DATA SUPPLIED »
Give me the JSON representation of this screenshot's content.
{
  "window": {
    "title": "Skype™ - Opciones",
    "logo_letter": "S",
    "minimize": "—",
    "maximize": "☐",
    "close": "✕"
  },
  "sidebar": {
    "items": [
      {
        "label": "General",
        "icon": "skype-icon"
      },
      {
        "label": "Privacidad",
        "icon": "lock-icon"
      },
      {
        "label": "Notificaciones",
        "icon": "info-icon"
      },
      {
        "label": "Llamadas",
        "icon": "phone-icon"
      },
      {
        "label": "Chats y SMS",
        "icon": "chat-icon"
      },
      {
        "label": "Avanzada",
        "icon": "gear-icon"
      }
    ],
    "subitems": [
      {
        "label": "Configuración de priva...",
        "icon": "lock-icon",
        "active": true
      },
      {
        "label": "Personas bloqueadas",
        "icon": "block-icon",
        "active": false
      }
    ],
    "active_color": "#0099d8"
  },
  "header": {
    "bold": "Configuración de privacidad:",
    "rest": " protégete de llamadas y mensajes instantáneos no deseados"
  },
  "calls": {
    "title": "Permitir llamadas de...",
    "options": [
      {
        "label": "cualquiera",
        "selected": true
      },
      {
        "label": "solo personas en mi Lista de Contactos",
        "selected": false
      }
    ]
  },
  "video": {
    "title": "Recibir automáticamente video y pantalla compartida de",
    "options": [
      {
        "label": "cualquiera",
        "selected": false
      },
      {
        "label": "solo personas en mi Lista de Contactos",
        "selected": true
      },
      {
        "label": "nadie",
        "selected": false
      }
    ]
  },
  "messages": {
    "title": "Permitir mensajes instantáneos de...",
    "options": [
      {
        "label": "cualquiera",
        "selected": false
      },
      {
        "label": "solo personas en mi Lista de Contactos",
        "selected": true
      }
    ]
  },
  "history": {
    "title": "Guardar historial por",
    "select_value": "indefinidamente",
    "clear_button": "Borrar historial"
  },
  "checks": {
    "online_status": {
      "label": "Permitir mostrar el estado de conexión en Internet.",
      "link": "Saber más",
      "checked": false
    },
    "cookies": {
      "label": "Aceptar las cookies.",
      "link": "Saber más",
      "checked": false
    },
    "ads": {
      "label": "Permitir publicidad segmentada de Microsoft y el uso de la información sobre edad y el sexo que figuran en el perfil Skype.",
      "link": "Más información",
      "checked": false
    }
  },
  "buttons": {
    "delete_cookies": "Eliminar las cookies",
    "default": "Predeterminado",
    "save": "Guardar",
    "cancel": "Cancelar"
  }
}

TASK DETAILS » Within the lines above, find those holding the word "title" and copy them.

REPLY TO THE TASK »
    "title": "Skype™ - Opciones",
    "title": "Permitir llamadas de...",
    "title": "Recibir automáticamente video y pantalla compartida de",
    "title": "Permitir mensajes instantáneos de...",
    "title": "Guardar historial por",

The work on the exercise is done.